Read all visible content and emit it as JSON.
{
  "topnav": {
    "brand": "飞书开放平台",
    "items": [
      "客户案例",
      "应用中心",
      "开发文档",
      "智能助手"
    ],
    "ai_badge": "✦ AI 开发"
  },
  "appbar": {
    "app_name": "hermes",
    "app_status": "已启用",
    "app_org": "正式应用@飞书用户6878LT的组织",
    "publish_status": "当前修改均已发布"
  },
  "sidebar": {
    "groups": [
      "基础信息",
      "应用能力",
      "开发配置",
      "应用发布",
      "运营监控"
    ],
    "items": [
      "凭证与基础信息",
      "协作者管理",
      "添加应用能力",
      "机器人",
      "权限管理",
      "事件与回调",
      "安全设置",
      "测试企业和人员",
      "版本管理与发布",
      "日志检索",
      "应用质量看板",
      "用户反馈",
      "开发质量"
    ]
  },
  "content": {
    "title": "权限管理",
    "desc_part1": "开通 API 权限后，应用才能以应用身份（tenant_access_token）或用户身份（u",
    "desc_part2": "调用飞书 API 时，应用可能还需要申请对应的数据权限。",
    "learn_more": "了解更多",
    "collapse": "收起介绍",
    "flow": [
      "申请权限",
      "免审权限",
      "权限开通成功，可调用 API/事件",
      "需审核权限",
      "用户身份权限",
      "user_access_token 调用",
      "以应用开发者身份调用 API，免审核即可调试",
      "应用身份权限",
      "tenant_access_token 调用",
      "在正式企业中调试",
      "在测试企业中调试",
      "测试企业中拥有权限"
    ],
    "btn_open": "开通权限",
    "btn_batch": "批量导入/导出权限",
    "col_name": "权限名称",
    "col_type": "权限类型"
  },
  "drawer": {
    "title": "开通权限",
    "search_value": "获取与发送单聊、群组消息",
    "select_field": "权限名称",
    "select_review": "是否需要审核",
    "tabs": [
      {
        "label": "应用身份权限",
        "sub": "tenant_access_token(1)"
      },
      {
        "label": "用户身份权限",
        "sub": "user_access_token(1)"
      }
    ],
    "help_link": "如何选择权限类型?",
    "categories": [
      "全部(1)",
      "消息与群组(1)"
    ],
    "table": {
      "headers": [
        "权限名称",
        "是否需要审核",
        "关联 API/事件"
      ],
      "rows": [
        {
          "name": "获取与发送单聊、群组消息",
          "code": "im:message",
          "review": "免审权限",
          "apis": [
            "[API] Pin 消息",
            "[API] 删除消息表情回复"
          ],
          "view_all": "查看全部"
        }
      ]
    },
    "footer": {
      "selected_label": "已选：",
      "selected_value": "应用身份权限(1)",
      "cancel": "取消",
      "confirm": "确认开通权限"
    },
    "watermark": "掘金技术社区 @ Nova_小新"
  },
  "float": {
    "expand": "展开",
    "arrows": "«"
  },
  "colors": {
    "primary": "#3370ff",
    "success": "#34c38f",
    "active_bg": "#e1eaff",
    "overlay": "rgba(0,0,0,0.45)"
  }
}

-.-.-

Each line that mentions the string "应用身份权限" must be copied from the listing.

- _EXPECTED ANSWER_:
      "应用身份权限",
        "label": "应用身份权限",
      "selected_value": "应用身份权限(1)",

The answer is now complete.